Data excerpts:
━━━━━━━━━━━━━━━━━━━━

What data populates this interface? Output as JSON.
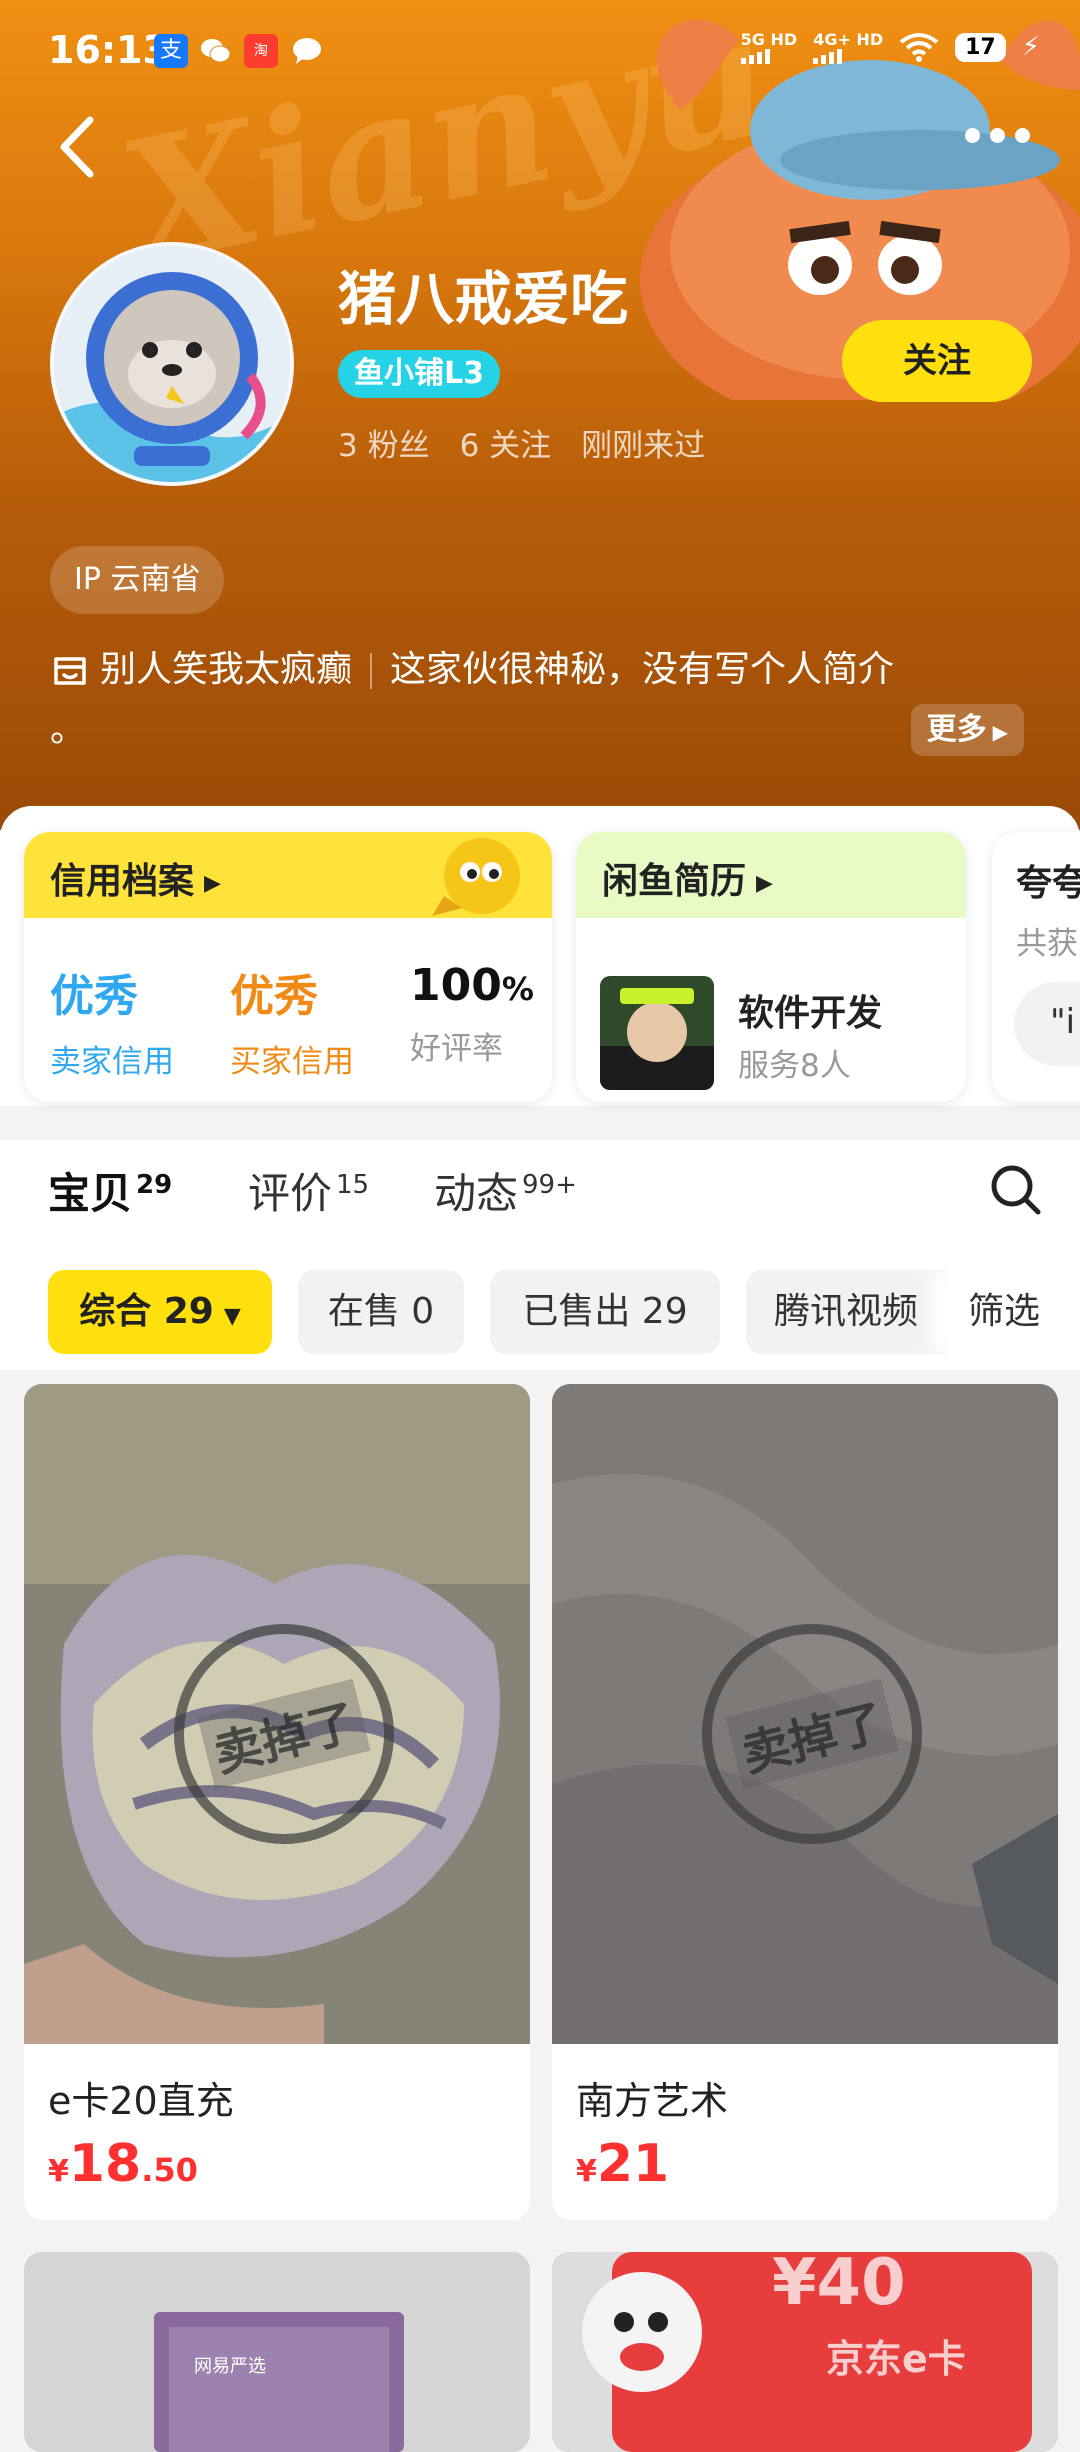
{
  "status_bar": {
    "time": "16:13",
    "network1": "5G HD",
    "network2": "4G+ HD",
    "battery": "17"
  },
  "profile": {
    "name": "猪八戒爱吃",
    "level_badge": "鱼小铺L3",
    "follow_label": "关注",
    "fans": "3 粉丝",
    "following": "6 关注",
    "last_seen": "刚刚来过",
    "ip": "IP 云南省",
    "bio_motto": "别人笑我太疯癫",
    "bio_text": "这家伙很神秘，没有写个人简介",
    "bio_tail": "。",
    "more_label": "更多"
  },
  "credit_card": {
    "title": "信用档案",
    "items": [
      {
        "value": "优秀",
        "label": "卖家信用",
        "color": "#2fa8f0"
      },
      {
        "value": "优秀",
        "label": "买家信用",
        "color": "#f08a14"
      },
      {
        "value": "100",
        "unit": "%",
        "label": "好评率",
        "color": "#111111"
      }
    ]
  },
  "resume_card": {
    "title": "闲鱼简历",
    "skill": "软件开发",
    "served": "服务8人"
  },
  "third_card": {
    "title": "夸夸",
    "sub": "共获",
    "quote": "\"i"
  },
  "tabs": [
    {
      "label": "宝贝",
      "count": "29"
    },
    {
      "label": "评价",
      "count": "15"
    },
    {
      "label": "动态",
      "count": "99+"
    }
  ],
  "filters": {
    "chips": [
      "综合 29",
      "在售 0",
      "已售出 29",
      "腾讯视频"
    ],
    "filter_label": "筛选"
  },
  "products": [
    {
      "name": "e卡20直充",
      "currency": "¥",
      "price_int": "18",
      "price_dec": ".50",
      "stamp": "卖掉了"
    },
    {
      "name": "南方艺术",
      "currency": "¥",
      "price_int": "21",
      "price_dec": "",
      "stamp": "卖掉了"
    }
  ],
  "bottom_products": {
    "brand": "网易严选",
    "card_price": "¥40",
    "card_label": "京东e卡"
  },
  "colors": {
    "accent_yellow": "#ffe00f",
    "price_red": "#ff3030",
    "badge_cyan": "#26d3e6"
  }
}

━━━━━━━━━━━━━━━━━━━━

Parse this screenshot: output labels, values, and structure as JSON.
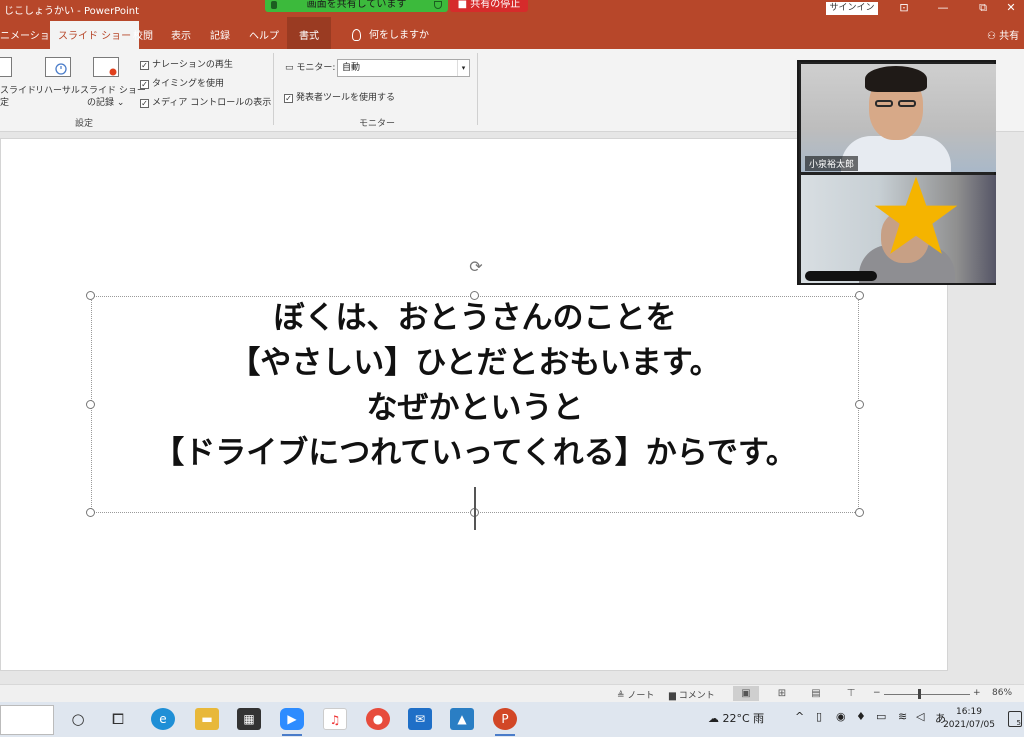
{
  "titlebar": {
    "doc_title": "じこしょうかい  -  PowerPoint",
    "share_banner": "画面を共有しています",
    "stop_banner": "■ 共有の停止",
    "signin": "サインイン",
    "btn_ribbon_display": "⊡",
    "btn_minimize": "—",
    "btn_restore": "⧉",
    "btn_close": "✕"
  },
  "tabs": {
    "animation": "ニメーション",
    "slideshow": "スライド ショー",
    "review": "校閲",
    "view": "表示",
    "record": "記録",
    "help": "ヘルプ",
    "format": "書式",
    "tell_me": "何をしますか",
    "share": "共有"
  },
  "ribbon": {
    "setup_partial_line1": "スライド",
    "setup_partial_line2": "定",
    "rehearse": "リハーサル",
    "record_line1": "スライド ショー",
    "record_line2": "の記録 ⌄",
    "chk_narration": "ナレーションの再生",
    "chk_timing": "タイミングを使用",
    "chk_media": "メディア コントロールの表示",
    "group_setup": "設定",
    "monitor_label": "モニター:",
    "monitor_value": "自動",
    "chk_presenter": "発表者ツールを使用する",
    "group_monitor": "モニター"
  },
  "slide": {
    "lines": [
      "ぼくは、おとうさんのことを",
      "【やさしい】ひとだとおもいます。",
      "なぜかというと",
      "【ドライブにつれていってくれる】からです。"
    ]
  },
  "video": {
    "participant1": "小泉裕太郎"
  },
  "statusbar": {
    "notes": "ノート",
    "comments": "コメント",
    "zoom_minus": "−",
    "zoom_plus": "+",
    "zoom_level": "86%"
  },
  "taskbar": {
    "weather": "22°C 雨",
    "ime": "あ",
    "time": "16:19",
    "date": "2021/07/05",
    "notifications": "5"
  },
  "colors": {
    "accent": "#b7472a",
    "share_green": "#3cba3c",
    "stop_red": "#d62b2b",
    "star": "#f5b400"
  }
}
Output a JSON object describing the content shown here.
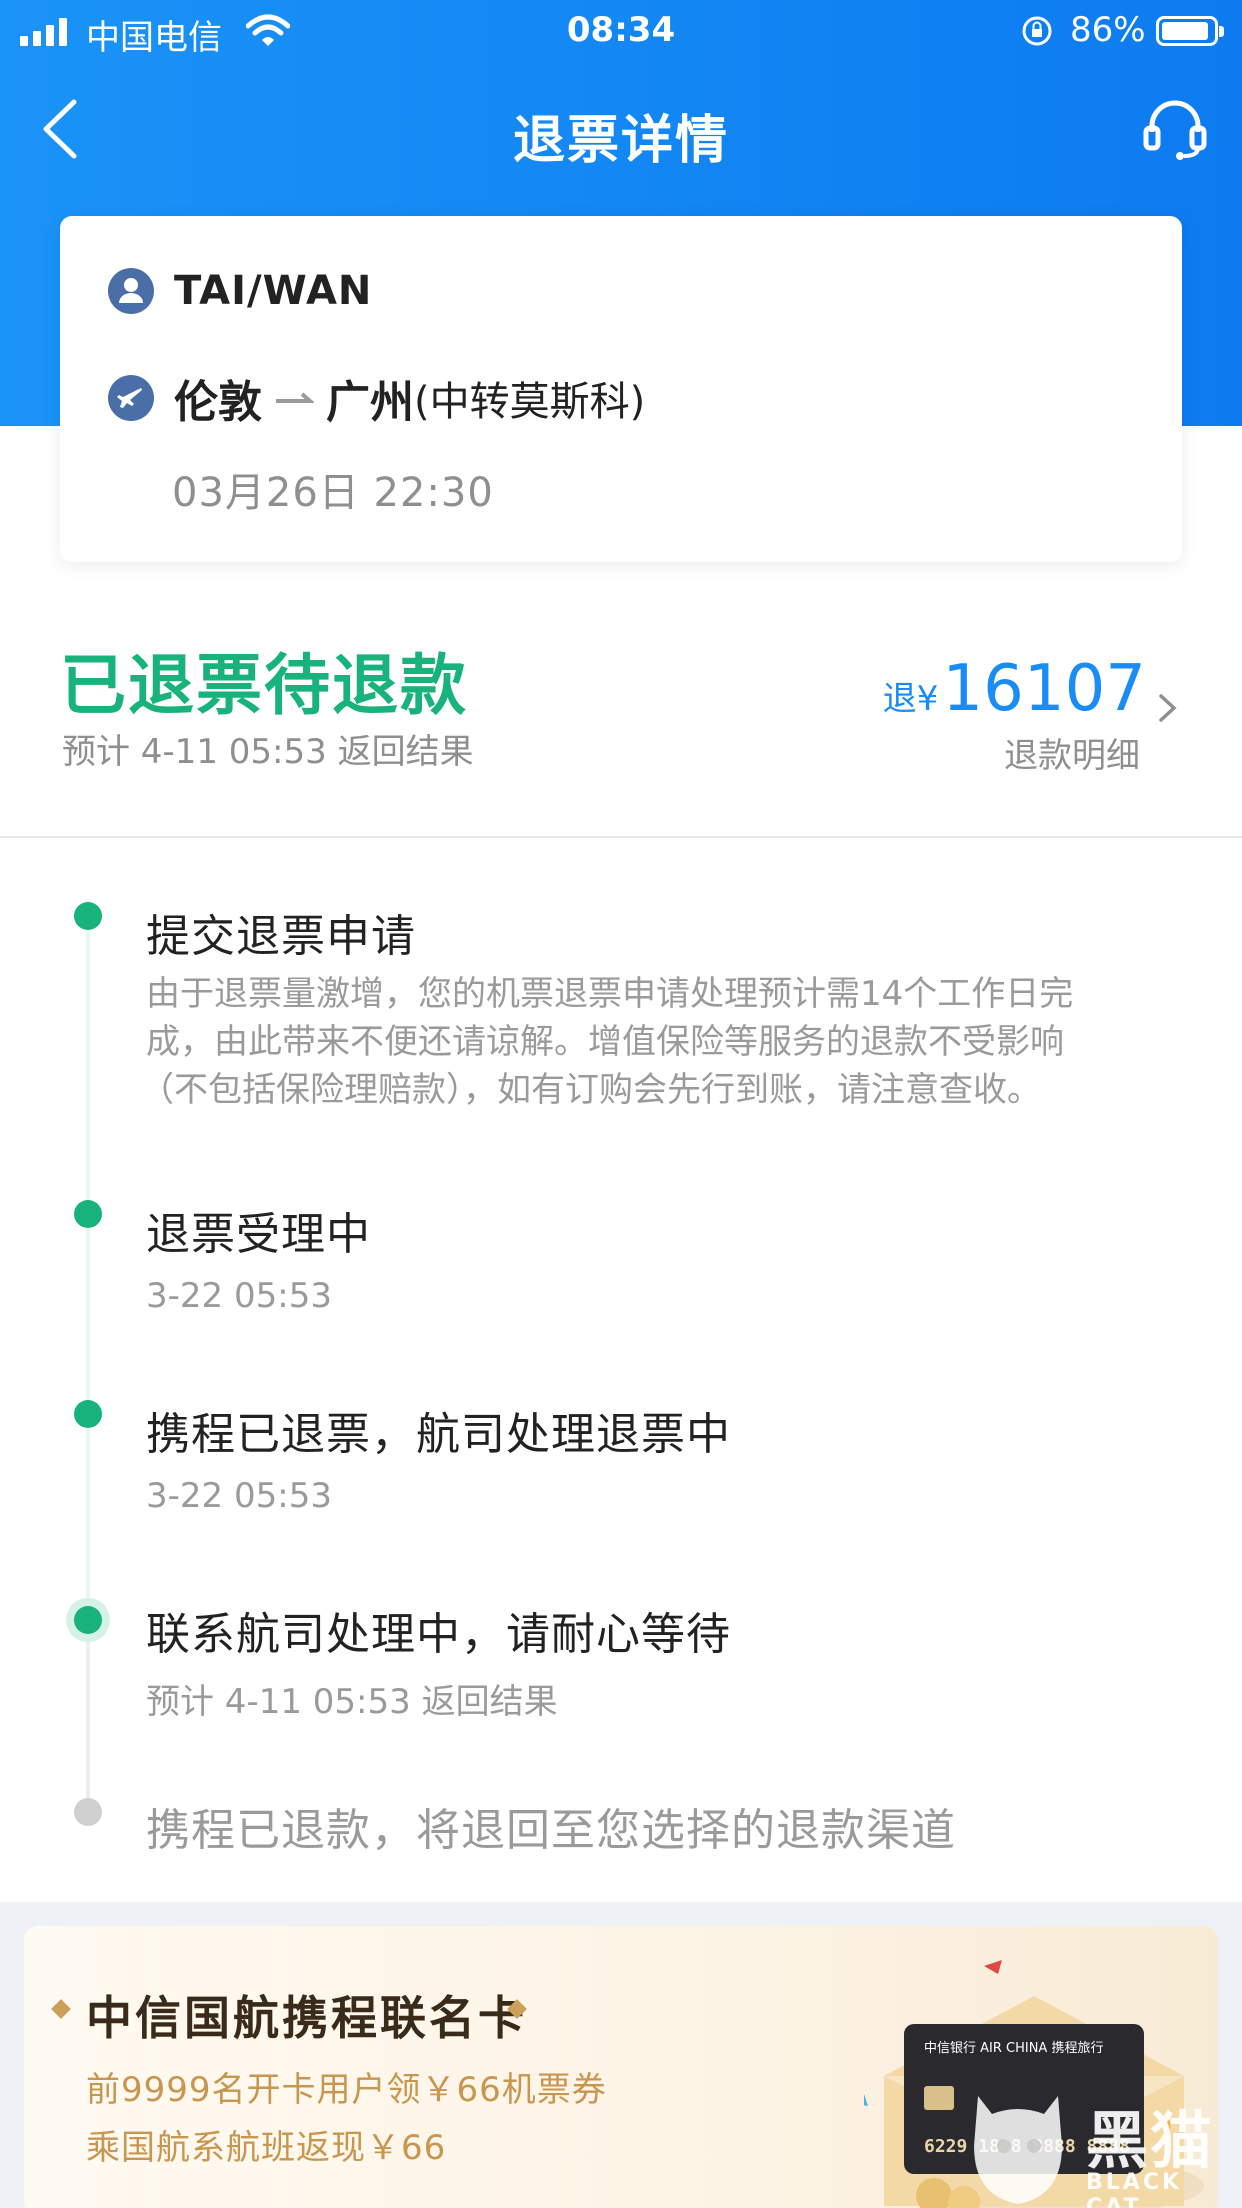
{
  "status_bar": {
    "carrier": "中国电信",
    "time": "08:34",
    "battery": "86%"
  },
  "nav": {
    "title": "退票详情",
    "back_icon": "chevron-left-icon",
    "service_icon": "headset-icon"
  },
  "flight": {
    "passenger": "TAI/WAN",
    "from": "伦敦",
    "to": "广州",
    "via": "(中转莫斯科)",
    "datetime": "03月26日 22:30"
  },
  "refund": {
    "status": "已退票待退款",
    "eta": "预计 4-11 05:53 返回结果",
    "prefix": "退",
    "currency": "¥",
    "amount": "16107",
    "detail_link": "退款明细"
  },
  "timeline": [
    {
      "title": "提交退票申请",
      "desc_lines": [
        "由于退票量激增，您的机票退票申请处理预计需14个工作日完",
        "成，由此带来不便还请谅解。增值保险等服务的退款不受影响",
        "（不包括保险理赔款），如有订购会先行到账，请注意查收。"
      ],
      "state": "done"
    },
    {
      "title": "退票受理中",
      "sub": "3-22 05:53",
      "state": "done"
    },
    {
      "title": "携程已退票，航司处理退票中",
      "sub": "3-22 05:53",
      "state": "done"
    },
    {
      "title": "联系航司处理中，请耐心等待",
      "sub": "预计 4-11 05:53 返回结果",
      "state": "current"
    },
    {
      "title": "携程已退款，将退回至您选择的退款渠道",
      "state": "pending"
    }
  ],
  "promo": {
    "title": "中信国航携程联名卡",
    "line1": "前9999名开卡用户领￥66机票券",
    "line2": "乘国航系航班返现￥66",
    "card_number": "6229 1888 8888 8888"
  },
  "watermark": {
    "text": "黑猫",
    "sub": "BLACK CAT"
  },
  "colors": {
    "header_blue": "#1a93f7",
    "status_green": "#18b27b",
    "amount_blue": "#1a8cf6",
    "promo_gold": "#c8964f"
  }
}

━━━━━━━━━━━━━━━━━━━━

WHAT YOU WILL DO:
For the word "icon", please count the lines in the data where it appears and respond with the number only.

REPLY TO THE TASK:
2